[13] Ato Gura Eba, representative of local community, discussed on 09/02/2011 at 11:oo12:309p.m.

[14] Ato Solomon Denekow, representative of OPC in HGWZ, interviewed on 09/02/2011 at 10:00–12:00 a.m.

[15] D.r Merera Gudina, Lecturer in AAU, Chairman of OPC, UDEF, and PSIR Department, interviewed on 21/03/2011 at 11:30–12:00 a.m.

[16] Ato Cali Amane, farmer from upper part of Nashee watershed, interviewed on 01/02/2011 at 12:00–1:30 p.m

[17] Ato Luca Moke, is member of cabinet of Alshaya Igu, interviewed on 02/02/2011 at 2:00–3:00 p.m.

[18] Ato Mirgisa Roba, one of Agricultural experts in HGWZ, interviewed on 10/02/2011 at 4:30–5:20 p.m.
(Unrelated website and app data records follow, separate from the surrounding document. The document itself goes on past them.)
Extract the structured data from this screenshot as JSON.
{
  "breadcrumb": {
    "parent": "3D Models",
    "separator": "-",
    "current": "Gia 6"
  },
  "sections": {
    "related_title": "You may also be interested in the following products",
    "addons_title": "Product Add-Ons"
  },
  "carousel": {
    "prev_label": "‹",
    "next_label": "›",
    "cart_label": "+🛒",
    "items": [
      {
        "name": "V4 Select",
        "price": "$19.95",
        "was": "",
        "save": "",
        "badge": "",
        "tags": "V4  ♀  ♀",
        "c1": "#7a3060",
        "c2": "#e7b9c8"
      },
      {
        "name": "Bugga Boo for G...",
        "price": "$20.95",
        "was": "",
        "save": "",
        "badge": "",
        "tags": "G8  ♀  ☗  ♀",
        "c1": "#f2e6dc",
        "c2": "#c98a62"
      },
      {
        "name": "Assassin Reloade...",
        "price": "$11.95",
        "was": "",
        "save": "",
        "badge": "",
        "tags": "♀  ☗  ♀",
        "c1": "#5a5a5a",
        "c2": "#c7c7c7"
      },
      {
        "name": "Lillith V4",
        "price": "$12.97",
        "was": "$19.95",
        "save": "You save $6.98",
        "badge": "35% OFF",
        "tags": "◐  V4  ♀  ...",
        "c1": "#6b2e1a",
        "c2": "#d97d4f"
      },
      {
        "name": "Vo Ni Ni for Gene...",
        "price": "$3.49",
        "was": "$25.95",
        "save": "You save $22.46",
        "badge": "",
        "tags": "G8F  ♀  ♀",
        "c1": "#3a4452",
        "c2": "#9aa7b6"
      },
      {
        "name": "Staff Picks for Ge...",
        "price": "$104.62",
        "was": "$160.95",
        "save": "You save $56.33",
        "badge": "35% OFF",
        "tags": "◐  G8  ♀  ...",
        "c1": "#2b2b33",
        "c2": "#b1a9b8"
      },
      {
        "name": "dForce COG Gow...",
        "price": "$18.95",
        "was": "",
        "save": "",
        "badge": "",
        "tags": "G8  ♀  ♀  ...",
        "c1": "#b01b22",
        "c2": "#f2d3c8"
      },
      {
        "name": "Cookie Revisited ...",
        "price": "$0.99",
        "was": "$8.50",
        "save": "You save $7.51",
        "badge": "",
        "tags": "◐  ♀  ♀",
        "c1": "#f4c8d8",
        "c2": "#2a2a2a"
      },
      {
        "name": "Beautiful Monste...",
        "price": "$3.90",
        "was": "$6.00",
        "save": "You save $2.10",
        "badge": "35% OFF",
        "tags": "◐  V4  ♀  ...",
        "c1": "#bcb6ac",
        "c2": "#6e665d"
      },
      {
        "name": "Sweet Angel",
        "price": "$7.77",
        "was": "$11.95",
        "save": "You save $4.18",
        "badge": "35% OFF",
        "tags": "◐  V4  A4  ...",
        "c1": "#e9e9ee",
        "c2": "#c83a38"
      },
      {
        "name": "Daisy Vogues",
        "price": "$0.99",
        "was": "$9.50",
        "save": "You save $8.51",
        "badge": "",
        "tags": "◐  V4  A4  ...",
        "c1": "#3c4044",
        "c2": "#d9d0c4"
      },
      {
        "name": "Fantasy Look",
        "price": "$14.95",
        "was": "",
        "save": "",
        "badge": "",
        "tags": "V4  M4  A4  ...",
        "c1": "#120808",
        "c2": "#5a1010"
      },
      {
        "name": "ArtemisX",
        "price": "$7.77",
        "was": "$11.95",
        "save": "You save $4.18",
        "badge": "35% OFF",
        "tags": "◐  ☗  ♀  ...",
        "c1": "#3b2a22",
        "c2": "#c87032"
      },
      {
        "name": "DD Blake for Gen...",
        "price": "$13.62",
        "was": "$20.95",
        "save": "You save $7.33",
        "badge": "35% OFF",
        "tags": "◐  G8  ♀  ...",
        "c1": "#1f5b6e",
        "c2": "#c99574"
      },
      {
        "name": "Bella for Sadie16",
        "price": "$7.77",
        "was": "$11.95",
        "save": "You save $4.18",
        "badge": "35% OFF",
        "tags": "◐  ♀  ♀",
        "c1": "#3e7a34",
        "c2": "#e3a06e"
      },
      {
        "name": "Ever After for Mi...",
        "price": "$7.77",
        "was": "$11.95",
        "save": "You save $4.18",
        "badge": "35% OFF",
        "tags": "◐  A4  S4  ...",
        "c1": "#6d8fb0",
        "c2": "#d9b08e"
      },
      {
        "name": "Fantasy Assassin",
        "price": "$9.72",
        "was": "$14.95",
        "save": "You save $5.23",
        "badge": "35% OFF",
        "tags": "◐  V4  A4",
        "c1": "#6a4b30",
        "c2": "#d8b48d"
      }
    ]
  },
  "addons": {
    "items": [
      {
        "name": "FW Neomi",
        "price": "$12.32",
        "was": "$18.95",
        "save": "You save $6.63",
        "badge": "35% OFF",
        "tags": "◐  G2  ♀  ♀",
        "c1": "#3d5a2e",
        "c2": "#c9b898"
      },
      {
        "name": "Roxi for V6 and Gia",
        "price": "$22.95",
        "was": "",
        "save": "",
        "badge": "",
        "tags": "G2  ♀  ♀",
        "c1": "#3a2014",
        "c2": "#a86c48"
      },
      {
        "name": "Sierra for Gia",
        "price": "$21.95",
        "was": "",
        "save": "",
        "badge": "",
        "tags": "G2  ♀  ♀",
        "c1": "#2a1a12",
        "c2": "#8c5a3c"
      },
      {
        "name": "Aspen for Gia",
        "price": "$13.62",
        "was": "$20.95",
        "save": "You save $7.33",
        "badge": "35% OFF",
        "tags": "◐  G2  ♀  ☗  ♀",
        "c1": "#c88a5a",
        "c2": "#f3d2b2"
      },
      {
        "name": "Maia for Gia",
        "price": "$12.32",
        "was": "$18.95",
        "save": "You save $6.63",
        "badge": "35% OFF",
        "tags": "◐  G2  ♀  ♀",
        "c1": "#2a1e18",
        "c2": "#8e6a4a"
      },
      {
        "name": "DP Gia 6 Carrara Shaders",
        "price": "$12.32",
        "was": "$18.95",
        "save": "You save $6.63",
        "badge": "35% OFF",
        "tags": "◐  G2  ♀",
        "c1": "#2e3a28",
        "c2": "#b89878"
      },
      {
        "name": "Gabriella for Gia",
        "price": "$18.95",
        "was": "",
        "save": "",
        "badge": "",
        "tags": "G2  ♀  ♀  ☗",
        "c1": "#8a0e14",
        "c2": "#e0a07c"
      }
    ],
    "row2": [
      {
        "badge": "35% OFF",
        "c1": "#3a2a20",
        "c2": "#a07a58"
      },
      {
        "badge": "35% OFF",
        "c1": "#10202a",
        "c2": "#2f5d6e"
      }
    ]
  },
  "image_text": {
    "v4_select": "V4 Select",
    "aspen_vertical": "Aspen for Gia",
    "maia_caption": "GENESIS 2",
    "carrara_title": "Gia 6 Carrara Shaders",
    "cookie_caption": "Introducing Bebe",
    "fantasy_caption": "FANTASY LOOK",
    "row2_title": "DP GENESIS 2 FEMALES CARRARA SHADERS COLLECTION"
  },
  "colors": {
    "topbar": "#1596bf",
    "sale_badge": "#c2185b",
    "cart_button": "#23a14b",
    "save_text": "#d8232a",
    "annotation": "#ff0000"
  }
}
[19] Ato Dalasa Olana, one of officials from Socio-Economic office of the zone, interviewed on 10/02/2011 at 8:45–9:30 a.m.

[20] Ato Wakabdi Jirata, representative of local people, interviewed on 05/02/2011 at 10–12:00 am.